# [To do]
State the number of lines below in which the word "JSON" appears. Nothing else belongs in the answer.
==== Material to process
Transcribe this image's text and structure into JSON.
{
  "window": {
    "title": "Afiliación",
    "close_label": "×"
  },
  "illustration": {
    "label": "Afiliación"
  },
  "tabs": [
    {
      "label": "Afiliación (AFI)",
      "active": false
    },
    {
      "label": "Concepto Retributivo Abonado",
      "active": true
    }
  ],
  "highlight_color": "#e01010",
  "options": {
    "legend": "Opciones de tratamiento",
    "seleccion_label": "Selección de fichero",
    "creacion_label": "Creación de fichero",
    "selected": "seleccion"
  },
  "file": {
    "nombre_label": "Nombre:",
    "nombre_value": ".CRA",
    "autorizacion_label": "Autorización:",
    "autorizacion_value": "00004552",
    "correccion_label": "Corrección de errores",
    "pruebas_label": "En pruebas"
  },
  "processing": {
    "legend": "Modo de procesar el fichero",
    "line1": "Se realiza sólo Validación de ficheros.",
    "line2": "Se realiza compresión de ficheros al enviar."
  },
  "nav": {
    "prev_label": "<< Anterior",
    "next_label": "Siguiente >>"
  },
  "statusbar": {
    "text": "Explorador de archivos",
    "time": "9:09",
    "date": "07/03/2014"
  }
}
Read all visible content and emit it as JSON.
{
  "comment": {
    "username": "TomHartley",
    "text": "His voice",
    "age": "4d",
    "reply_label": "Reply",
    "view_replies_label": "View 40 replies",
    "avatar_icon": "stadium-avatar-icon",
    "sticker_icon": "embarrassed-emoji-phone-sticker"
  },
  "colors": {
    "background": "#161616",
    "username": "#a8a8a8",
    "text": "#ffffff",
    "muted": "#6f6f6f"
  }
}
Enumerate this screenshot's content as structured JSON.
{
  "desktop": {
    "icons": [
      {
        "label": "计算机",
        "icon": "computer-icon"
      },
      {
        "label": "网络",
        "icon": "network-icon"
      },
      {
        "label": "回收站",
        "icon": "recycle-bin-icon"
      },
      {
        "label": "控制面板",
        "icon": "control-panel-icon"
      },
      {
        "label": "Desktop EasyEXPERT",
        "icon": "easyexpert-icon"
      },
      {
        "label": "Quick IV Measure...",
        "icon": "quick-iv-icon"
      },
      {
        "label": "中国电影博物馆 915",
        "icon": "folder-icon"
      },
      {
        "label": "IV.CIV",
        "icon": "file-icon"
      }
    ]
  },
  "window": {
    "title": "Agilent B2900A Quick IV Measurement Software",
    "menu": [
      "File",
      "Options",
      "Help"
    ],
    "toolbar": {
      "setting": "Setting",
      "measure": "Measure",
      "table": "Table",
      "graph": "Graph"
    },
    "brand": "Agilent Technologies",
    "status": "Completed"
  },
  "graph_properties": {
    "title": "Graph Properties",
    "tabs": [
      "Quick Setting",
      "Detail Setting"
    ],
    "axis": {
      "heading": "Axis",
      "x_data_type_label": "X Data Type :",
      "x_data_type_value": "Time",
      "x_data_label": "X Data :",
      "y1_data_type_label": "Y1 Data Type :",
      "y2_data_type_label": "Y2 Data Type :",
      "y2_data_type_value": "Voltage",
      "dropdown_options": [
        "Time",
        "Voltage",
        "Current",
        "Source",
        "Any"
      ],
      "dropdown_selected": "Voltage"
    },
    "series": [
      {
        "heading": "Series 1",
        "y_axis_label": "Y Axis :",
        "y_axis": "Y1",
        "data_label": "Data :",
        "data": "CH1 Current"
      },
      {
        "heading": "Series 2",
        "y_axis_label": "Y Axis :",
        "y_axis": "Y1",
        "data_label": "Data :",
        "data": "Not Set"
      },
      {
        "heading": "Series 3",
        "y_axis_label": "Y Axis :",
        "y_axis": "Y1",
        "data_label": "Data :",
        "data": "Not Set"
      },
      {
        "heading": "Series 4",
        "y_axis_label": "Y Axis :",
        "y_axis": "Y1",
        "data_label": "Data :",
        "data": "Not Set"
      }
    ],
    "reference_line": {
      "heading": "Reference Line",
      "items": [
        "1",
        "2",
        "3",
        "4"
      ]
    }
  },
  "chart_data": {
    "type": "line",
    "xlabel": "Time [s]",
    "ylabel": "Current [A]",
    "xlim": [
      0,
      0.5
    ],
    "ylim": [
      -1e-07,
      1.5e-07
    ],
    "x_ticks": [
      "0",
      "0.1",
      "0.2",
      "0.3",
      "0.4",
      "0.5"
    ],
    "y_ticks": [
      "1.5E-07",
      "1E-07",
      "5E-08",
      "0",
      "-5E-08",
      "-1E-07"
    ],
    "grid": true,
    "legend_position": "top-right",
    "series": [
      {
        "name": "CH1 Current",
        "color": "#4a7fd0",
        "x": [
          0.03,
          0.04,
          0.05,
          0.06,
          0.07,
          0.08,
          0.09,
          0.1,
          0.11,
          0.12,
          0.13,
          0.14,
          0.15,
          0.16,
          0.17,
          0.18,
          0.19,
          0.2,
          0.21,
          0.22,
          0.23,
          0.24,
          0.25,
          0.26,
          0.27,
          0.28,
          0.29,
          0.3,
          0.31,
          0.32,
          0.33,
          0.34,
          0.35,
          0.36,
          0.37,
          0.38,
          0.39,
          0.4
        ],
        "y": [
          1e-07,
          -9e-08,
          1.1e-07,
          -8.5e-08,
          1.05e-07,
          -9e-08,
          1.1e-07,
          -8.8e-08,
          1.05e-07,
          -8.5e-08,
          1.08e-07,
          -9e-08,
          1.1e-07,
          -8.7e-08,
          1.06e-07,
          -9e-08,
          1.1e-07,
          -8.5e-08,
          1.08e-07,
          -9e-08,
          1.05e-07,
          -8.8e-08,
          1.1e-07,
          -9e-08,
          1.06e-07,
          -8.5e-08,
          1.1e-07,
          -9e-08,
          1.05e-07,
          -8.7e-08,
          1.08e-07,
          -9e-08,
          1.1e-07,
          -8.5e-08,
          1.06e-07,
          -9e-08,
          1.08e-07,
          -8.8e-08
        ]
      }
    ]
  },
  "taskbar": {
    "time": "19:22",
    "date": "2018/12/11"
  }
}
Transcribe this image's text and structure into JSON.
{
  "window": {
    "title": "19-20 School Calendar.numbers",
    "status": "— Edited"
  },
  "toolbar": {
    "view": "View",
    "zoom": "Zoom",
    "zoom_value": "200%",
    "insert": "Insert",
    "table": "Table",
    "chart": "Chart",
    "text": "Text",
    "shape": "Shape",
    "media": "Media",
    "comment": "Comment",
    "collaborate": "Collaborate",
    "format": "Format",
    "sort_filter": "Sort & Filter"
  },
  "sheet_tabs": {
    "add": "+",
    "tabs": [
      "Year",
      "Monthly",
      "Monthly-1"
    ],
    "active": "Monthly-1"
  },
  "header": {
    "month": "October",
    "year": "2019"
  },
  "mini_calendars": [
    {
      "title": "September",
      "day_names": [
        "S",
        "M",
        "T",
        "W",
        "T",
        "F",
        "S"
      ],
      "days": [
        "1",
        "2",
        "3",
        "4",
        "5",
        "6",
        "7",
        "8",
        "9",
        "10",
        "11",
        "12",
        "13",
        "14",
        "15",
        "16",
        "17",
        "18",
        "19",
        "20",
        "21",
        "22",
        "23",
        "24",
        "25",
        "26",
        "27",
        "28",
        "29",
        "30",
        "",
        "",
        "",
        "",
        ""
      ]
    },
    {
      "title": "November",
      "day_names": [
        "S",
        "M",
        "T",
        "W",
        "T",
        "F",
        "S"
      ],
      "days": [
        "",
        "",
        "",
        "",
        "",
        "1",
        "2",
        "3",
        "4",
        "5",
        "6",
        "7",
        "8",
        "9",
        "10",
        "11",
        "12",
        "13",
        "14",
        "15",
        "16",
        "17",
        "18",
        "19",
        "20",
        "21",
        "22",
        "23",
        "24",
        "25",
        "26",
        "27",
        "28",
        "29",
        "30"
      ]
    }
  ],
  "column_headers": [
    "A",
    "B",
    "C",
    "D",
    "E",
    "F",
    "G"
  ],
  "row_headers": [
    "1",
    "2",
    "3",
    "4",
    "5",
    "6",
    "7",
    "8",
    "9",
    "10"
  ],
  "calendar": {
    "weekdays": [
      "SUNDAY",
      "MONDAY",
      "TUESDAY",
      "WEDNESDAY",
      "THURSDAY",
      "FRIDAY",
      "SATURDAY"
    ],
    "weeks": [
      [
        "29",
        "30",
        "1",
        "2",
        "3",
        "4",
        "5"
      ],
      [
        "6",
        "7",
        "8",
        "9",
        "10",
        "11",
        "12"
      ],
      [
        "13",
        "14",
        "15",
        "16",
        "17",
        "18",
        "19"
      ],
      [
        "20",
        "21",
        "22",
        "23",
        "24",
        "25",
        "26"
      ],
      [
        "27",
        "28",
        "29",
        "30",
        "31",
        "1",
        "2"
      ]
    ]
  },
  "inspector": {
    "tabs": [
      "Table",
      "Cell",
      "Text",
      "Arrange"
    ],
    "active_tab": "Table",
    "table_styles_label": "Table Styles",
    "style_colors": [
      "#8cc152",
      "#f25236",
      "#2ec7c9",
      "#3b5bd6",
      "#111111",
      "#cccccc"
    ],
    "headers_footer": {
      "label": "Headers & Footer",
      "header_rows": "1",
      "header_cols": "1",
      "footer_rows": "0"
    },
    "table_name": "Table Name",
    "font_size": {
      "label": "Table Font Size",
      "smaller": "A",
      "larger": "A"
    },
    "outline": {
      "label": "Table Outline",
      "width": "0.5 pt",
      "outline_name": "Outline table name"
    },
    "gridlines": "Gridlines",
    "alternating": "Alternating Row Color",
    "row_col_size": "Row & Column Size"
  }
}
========
# [The completed task]
4